Democrat Paul Wellstone, the only vulnerable incumbent senator to vote
against blank-check authorization to use force against Iraq, is locked
in one of the year's closest Senate contests.
It's Friday afternoon in early October at the Working Families Party's
shabby but bustling headquarters in downtown Brooklyn, and no one is
going home early.
The war debate is not over.
As a healthy response to the Bush Administration's war policies, the
number of people taking to the streets in protest is increasing with
each step toward war.
Strategic lessons for a Democratic Party that is having trouble finding its way.
George Bush's speech from Cincinnati was calm, composed, reasonable--a
studied performance calculated to win plaudits from the punditry and the
consent of Congress to an Iraq resolution tailore

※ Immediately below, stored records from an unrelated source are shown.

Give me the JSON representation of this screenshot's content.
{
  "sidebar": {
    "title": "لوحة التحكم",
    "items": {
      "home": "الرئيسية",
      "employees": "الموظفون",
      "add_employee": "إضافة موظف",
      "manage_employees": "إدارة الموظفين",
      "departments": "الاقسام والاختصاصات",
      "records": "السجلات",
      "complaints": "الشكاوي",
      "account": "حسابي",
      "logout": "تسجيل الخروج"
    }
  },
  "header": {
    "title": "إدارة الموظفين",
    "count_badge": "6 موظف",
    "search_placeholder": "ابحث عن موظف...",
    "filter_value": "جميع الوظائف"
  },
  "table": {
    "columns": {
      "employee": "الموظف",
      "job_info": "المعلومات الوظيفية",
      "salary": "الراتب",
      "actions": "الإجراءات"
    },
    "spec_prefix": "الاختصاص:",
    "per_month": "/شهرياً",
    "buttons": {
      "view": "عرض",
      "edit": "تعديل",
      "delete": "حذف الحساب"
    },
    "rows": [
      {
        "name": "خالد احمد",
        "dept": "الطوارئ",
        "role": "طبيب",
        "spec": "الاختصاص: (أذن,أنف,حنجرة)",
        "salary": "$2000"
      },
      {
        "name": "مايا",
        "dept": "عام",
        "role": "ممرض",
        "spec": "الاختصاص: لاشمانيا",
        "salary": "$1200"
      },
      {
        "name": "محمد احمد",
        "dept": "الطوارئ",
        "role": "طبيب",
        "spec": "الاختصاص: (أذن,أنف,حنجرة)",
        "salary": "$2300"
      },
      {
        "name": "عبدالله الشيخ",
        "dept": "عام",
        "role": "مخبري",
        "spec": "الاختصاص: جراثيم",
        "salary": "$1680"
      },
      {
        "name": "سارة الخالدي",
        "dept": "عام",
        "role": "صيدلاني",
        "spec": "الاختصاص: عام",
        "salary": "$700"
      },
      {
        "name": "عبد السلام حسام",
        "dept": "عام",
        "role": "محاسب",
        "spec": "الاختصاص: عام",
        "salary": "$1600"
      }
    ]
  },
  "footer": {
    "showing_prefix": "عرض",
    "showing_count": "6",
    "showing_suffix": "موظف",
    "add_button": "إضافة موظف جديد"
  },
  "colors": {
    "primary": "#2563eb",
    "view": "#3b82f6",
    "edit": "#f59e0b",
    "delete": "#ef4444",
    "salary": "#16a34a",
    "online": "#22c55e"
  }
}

With the 1996 welfare law expiring this fall, Congressmembers would do
well to stop congratulating themselves on its alleged successes and turn
their attention to the glaring failures of the ne

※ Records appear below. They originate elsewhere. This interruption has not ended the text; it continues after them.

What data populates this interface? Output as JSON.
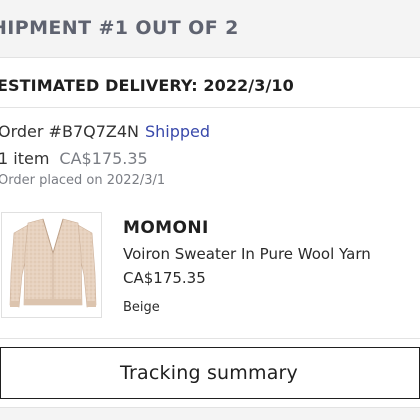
{
  "shipment": {
    "title": "HIPMENT #1 OUT OF 2"
  },
  "delivery": {
    "text": "ESTIMATED DELIVERY: 2022/3/10"
  },
  "order": {
    "number_text": "Order #B7Q7Z4N",
    "status": "Shipped",
    "status_color": "#3949ab",
    "item_count": "1 item",
    "total": "CA$175.35",
    "placed_text": "Order placed on 2022/3/1"
  },
  "product": {
    "brand": "MOMONI",
    "name": "Voiron Sweater In Pure Wool Yarn",
    "price": "CA$175.35",
    "color": "Beige",
    "image_icon": "beige-sweater-image"
  },
  "actions": {
    "tracking_label": "Tracking summary"
  }
}
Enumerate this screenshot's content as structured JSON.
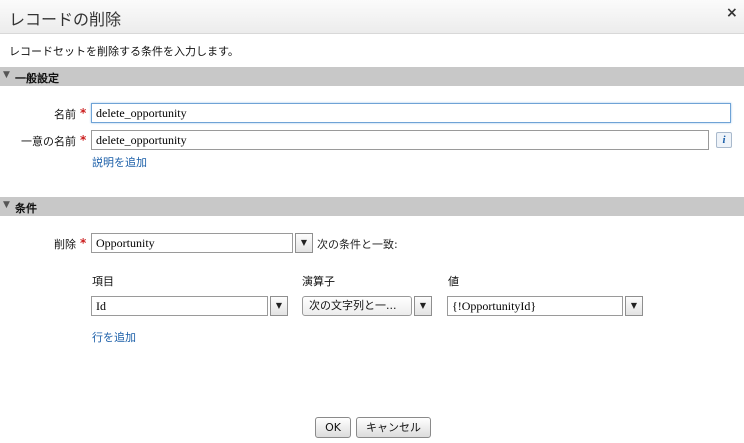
{
  "dialog": {
    "title": "レコードの削除",
    "close_symbol": "×",
    "description": "レコードセットを削除する条件を入力します。"
  },
  "general": {
    "header": "一般設定",
    "name_label": "名前",
    "name_value": "delete_opportunity",
    "unique_name_label": "一意の名前",
    "unique_name_value": "delete_opportunity",
    "required_mark": "*",
    "info_icon": "i",
    "add_description_link": "説明を追加"
  },
  "conditions": {
    "header": "条件",
    "delete_label": "削除",
    "object_value": "Opportunity",
    "match_text": "次の条件と一致:",
    "columns": {
      "field": "項目",
      "operator": "演算子",
      "value": "値"
    },
    "row": {
      "field": "Id",
      "operator": "次の文字列と一...",
      "value": "{!OpportunityId}"
    },
    "add_row_link": "行を追加"
  },
  "footer": {
    "ok_label": "OK",
    "cancel_label": "キャンセル"
  },
  "icons": {
    "collapse": "triangle-down-icon",
    "dropdown": "chevron-down-icon"
  }
}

I was having dinner at a rather expensive restaurant the other night
when a man I'd never met before threatened to kill me. He was a

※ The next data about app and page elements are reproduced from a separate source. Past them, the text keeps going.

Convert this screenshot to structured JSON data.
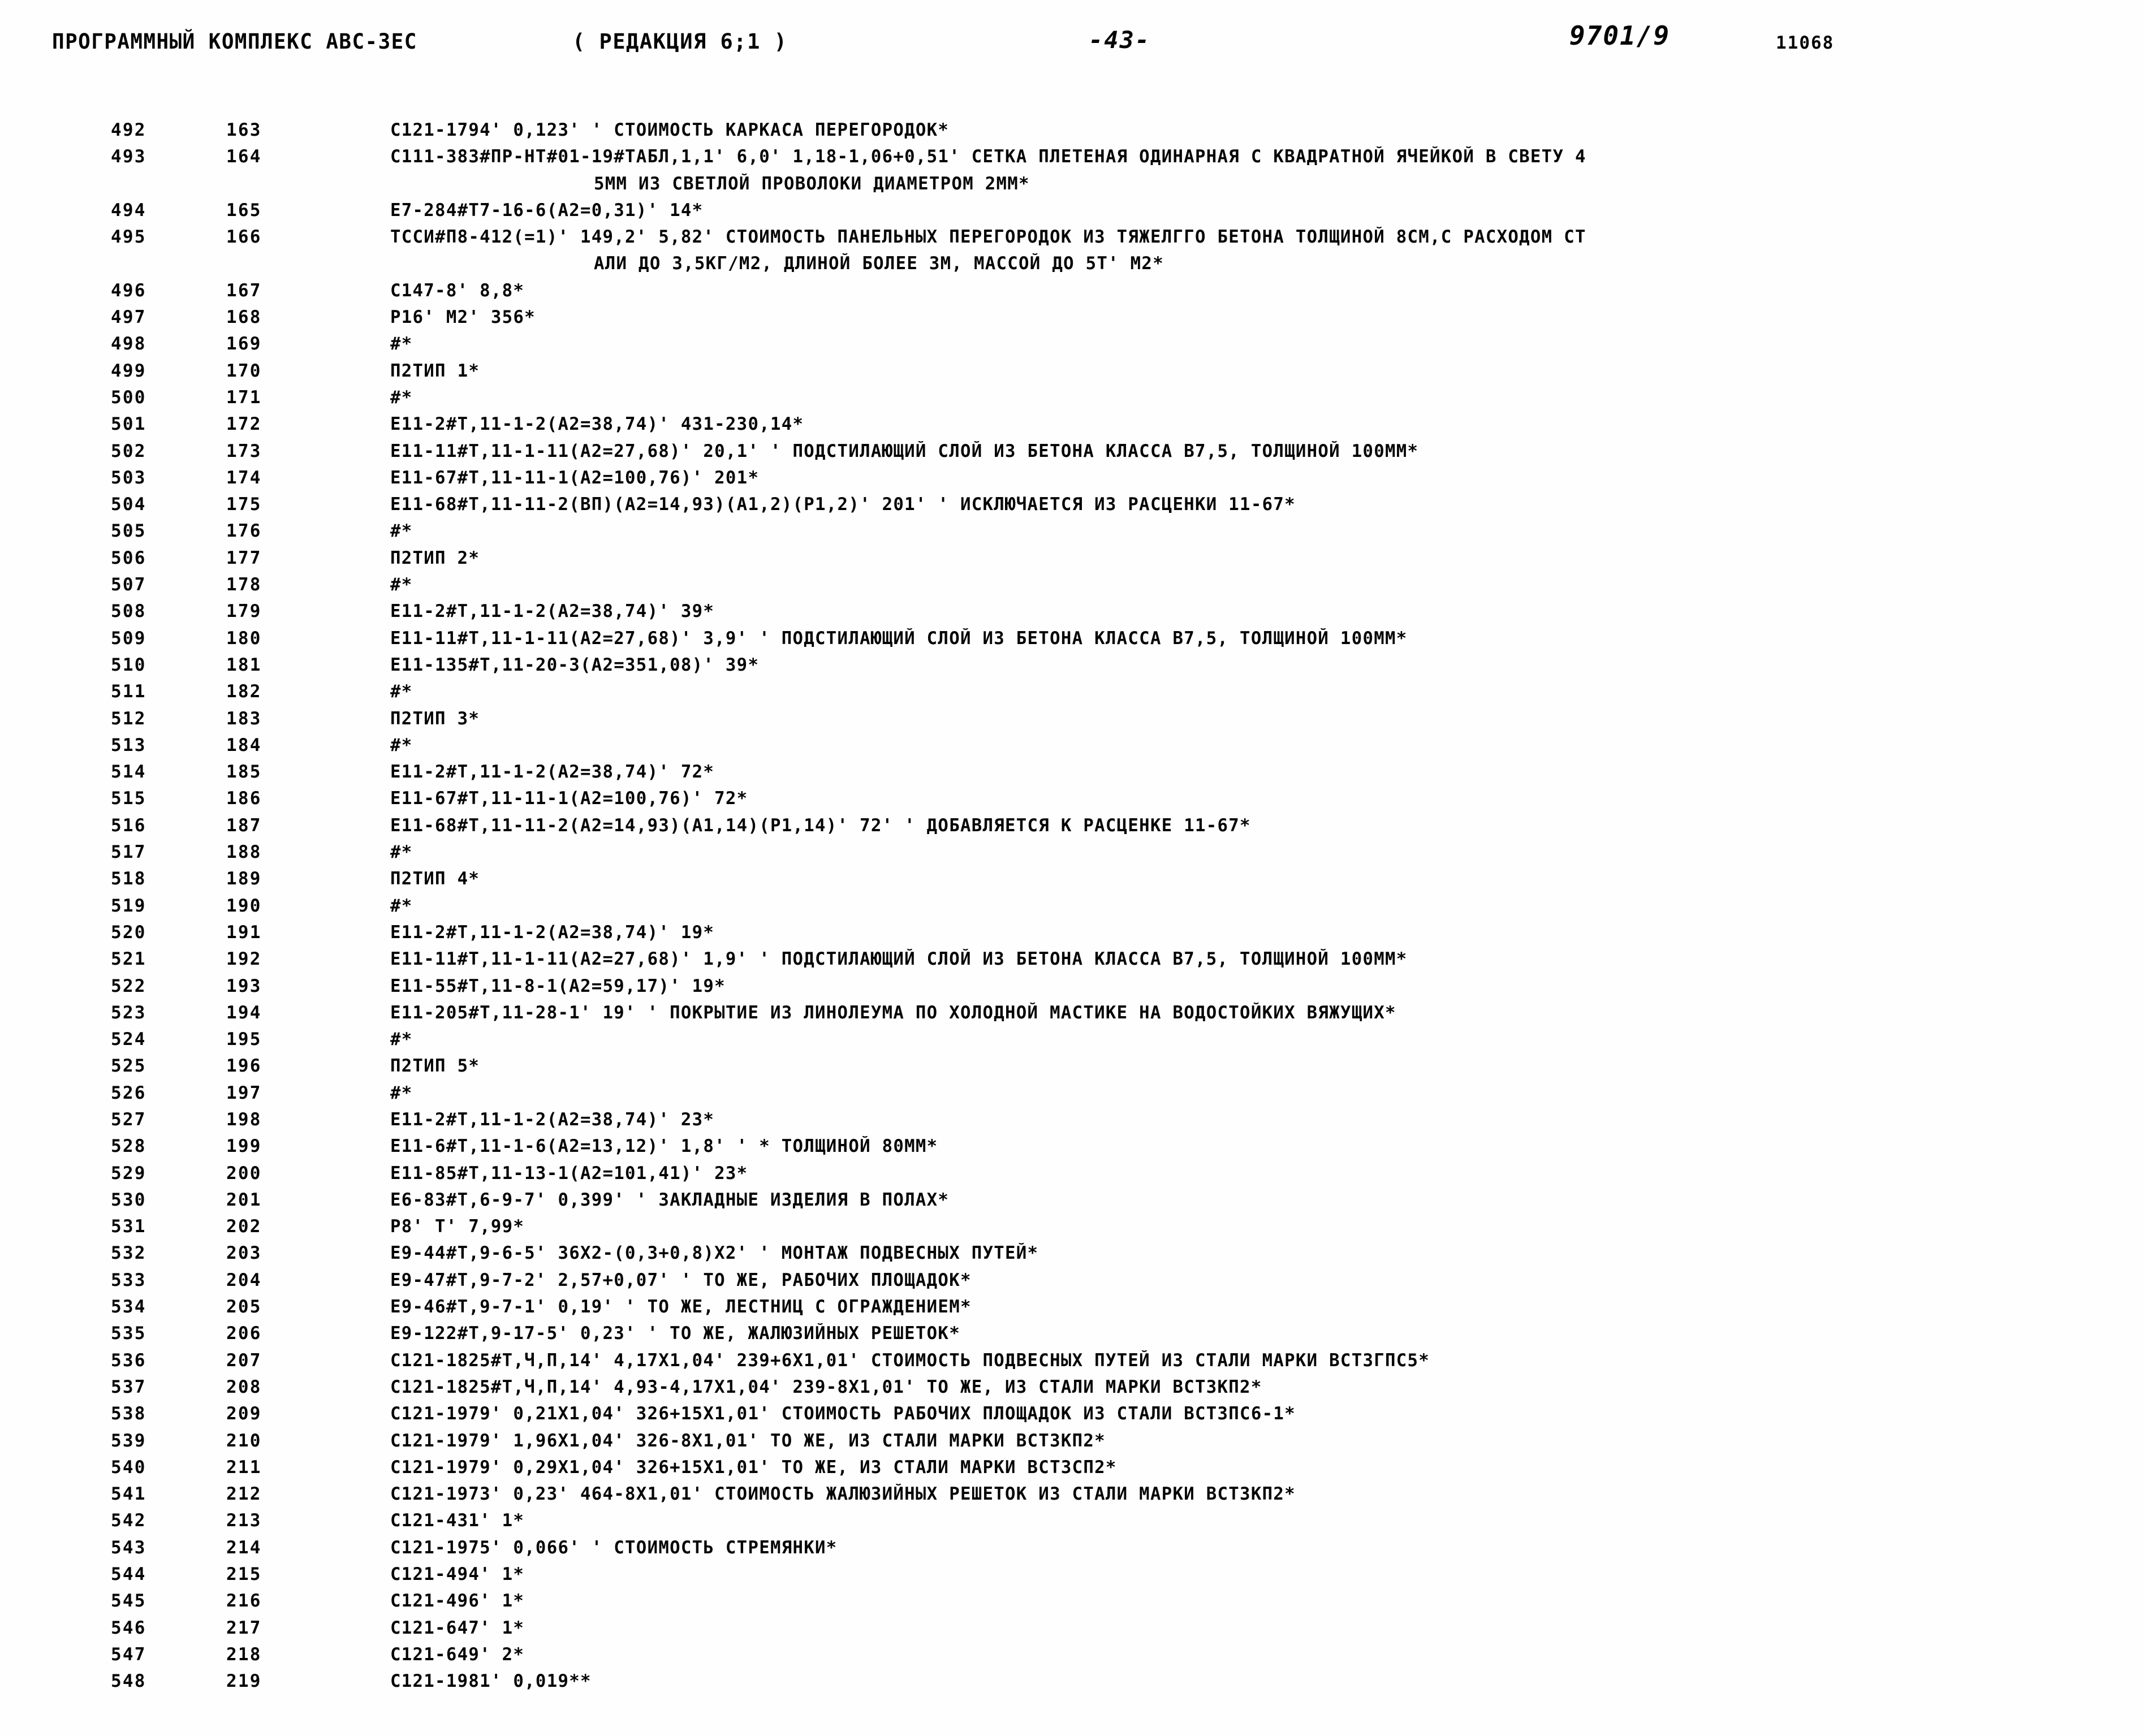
{
  "header": {
    "title": "ПРОГРАММНЫЙ КОМПЛЕКС АВС-ЗЕС",
    "edition": "( РЕДАКЦИЯ  6;1 )",
    "page_number": "-43-",
    "code": "9701/9",
    "doc_number": "11068"
  },
  "listing": {
    "rows": [
      {
        "seq": "492",
        "num": "163",
        "text": "C121-1794' 0,123' ' СТОИМОСТЬ КАРКАСА ПЕРЕГОРОДОК*",
        "cont": false
      },
      {
        "seq": "493",
        "num": "164",
        "text": "C111-383#ПР-НТ#01-19#ТАБЛ,1,1' 6,0' 1,18-1,06+0,51' СЕТКА ПЛЕТЕНАЯ ОДИНАРНАЯ С КВАДРАТНОЙ ЯЧЕЙКОЙ В СВЕТУ 4",
        "cont": false
      },
      {
        "seq": "",
        "num": "",
        "text": "5ММ ИЗ СВЕТЛОЙ ПРОВОЛОКИ ДИАМЕТРОМ 2ММ*",
        "cont": true
      },
      {
        "seq": "494",
        "num": "165",
        "text": "E7-284#T7-16-6(A2=0,31)' 14*",
        "cont": false
      },
      {
        "seq": "495",
        "num": "166",
        "text": "ТССИ#П8-412(=1)' 149,2' 5,82' СТОИМОСТЬ ПАНЕЛЬНЫХ ПЕРЕГОРОДОК ИЗ ТЯЖЕЛГГО БЕТОНА ТОЛЩИНОЙ 8СМ,С РАСХОДОМ СТ",
        "cont": false
      },
      {
        "seq": "",
        "num": "",
        "text": "АЛИ ДО 3,5КГ/М2, ДЛИНОЙ БОЛЕЕ 3М, МАССОЙ ДО 5Т' М2*",
        "cont": true
      },
      {
        "seq": "496",
        "num": "167",
        "text": "C147-8' 8,8*",
        "cont": false
      },
      {
        "seq": "497",
        "num": "168",
        "text": "P16' M2' 356*",
        "cont": false
      },
      {
        "seq": "498",
        "num": "169",
        "text": "#*",
        "cont": false
      },
      {
        "seq": "499",
        "num": "170",
        "text": "П2ТИП 1*",
        "cont": false
      },
      {
        "seq": "500",
        "num": "171",
        "text": "#*",
        "cont": false
      },
      {
        "seq": "501",
        "num": "172",
        "text": "E11-2#T,11-1-2(A2=38,74)' 431-230,14*",
        "cont": false
      },
      {
        "seq": "502",
        "num": "173",
        "text": "E11-11#T,11-1-11(A2=27,68)' 20,1' ' ПОДСТИЛАЮЩИЙ СЛОЙ ИЗ БЕТОНА КЛАССА В7,5, ТОЛЩИНОЙ 100ММ*",
        "cont": false
      },
      {
        "seq": "503",
        "num": "174",
        "text": "E11-67#T,11-11-1(A2=100,76)' 201*",
        "cont": false
      },
      {
        "seq": "504",
        "num": "175",
        "text": "E11-68#T,11-11-2(ВП)(A2=14,93)(A1,2)(P1,2)' 201' ' ИСКЛЮЧАЕТСЯ ИЗ РАСЦЕНКИ 11-67*",
        "cont": false
      },
      {
        "seq": "505",
        "num": "176",
        "text": "#*",
        "cont": false
      },
      {
        "seq": "506",
        "num": "177",
        "text": "П2ТИП 2*",
        "cont": false
      },
      {
        "seq": "507",
        "num": "178",
        "text": "#*",
        "cont": false
      },
      {
        "seq": "508",
        "num": "179",
        "text": "E11-2#T,11-1-2(A2=38,74)' 39*",
        "cont": false
      },
      {
        "seq": "509",
        "num": "180",
        "text": "E11-11#T,11-1-11(A2=27,68)' 3,9' ' ПОДСТИЛАЮЩИЙ СЛОЙ ИЗ БЕТОНА КЛАССА В7,5, ТОЛЩИНОЙ 100ММ*",
        "cont": false
      },
      {
        "seq": "510",
        "num": "181",
        "text": "E11-135#T,11-20-3(A2=351,08)' 39*",
        "cont": false
      },
      {
        "seq": "511",
        "num": "182",
        "text": "#*",
        "cont": false
      },
      {
        "seq": "512",
        "num": "183",
        "text": "П2ТИП 3*",
        "cont": false
      },
      {
        "seq": "513",
        "num": "184",
        "text": "#*",
        "cont": false
      },
      {
        "seq": "514",
        "num": "185",
        "text": "E11-2#T,11-1-2(A2=38,74)' 72*",
        "cont": false
      },
      {
        "seq": "515",
        "num": "186",
        "text": "E11-67#T,11-11-1(A2=100,76)' 72*",
        "cont": false
      },
      {
        "seq": "516",
        "num": "187",
        "text": "E11-68#T,11-11-2(A2=14,93)(A1,14)(P1,14)' 72' ' ДОБАВЛЯЕТСЯ К РАСЦЕНКЕ 11-67*",
        "cont": false
      },
      {
        "seq": "517",
        "num": "188",
        "text": "#*",
        "cont": false
      },
      {
        "seq": "518",
        "num": "189",
        "text": "П2ТИП 4*",
        "cont": false
      },
      {
        "seq": "519",
        "num": "190",
        "text": "#*",
        "cont": false
      },
      {
        "seq": "520",
        "num": "191",
        "text": "E11-2#T,11-1-2(A2=38,74)' 19*",
        "cont": false
      },
      {
        "seq": "521",
        "num": "192",
        "text": "E11-11#T,11-1-11(A2=27,68)' 1,9' ' ПОДСТИЛАЮЩИЙ СЛОЙ ИЗ БЕТОНА КЛАССА В7,5, ТОЛЩИНОЙ 100ММ*",
        "cont": false
      },
      {
        "seq": "522",
        "num": "193",
        "text": "E11-55#T,11-8-1(A2=59,17)' 19*",
        "cont": false
      },
      {
        "seq": "523",
        "num": "194",
        "text": "E11-205#T,11-28-1' 19' ' ПОКРЫТИЕ ИЗ ЛИНОЛЕУМА ПО ХОЛОДНОЙ МАСТИКЕ НА ВОДОСТОЙКИХ ВЯЖУЩИХ*",
        "cont": false
      },
      {
        "seq": "524",
        "num": "195",
        "text": "#*",
        "cont": false
      },
      {
        "seq": "525",
        "num": "196",
        "text": "П2ТИП 5*",
        "cont": false
      },
      {
        "seq": "526",
        "num": "197",
        "text": "#*",
        "cont": false
      },
      {
        "seq": "527",
        "num": "198",
        "text": "E11-2#T,11-1-2(A2=38,74)' 23*",
        "cont": false
      },
      {
        "seq": "528",
        "num": "199",
        "text": "E11-6#T,11-1-6(A2=13,12)' 1,8' ' * ТОЛЩИНОЙ 80ММ*",
        "cont": false
      },
      {
        "seq": "529",
        "num": "200",
        "text": "E11-85#T,11-13-1(A2=101,41)' 23*",
        "cont": false
      },
      {
        "seq": "530",
        "num": "201",
        "text": "E6-83#T,6-9-7' 0,399' ' ЗАКЛАДНЫЕ ИЗДЕЛИЯ В ПОЛАХ*",
        "cont": false
      },
      {
        "seq": "531",
        "num": "202",
        "text": "P8' T' 7,99*",
        "cont": false
      },
      {
        "seq": "532",
        "num": "203",
        "text": "E9-44#T,9-6-5' 36X2-(0,3+0,8)X2' ' МОНТАЖ ПОДВЕСНЫХ ПУТЕЙ*",
        "cont": false
      },
      {
        "seq": "533",
        "num": "204",
        "text": "E9-47#T,9-7-2' 2,57+0,07' ' ТО ЖЕ, РАБОЧИХ ПЛОЩАДОК*",
        "cont": false
      },
      {
        "seq": "534",
        "num": "205",
        "text": "E9-46#T,9-7-1' 0,19' ' ТО ЖЕ, ЛЕСТНИЦ С ОГРАЖДЕНИЕМ*",
        "cont": false
      },
      {
        "seq": "535",
        "num": "206",
        "text": "E9-122#T,9-17-5' 0,23' ' ТО ЖЕ, ЖАЛЮЗИЙНЫХ РЕШЕТОК*",
        "cont": false
      },
      {
        "seq": "536",
        "num": "207",
        "text": "C121-1825#T,Ч,П,14' 4,17X1,04' 239+6X1,01' СТОИМОСТЬ ПОДВЕСНЫХ ПУТЕЙ ИЗ СТАЛИ МАРКИ ВСТ3ГПС5*",
        "cont": false
      },
      {
        "seq": "537",
        "num": "208",
        "text": "C121-1825#T,Ч,П,14' 4,93-4,17X1,04' 239-8X1,01' ТО ЖЕ, ИЗ СТАЛИ МАРКИ ВСТ3КП2*",
        "cont": false
      },
      {
        "seq": "538",
        "num": "209",
        "text": "C121-1979' 0,21X1,04' 326+15X1,01' СТОИМОСТЬ РАБОЧИХ ПЛОЩАДОК ИЗ СТАЛИ ВСТ3ПС6-1*",
        "cont": false
      },
      {
        "seq": "539",
        "num": "210",
        "text": "C121-1979' 1,96X1,04' 326-8X1,01' ТО ЖЕ, ИЗ СТАЛИ МАРКИ ВСТ3КП2*",
        "cont": false
      },
      {
        "seq": "540",
        "num": "211",
        "text": "C121-1979' 0,29X1,04' 326+15X1,01' ТО ЖЕ, ИЗ СТАЛИ МАРКИ ВСТ3СП2*",
        "cont": false
      },
      {
        "seq": "541",
        "num": "212",
        "text": "C121-1973' 0,23' 464-8X1,01' СТОИМОСТЬ ЖАЛЮЗИЙНЫХ РЕШЕТОК ИЗ СТАЛИ МАРКИ ВСТ3КП2*",
        "cont": false
      },
      {
        "seq": "542",
        "num": "213",
        "text": "C121-431' 1*",
        "cont": false
      },
      {
        "seq": "543",
        "num": "214",
        "text": "C121-1975' 0,066' ' СТОИМОСТЬ СТРЕМЯНКИ*",
        "cont": false
      },
      {
        "seq": "544",
        "num": "215",
        "text": "C121-494' 1*",
        "cont": false
      },
      {
        "seq": "545",
        "num": "216",
        "text": "C121-496' 1*",
        "cont": false
      },
      {
        "seq": "546",
        "num": "217",
        "text": "C121-647' 1*",
        "cont": false
      },
      {
        "seq": "547",
        "num": "218",
        "text": "C121-649' 2*",
        "cont": false
      },
      {
        "seq": "548",
        "num": "219",
        "text": "C121-1981' 0,019**",
        "cont": false
      }
    ]
  }
}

distinguished-looking fellow, dressed in a dark suit.
As in a paranoid novel by Don DeLillo, it all comes together in the end.
The Democrats can't stand up to Bush on Iraq because they're afraid of
looking soft on terrorism and Saddam Hussein--but
Democrats in Washington and New Jersey sighed with relief when
scandal-plagued Senator Robert Torricelli ended a doomed run for a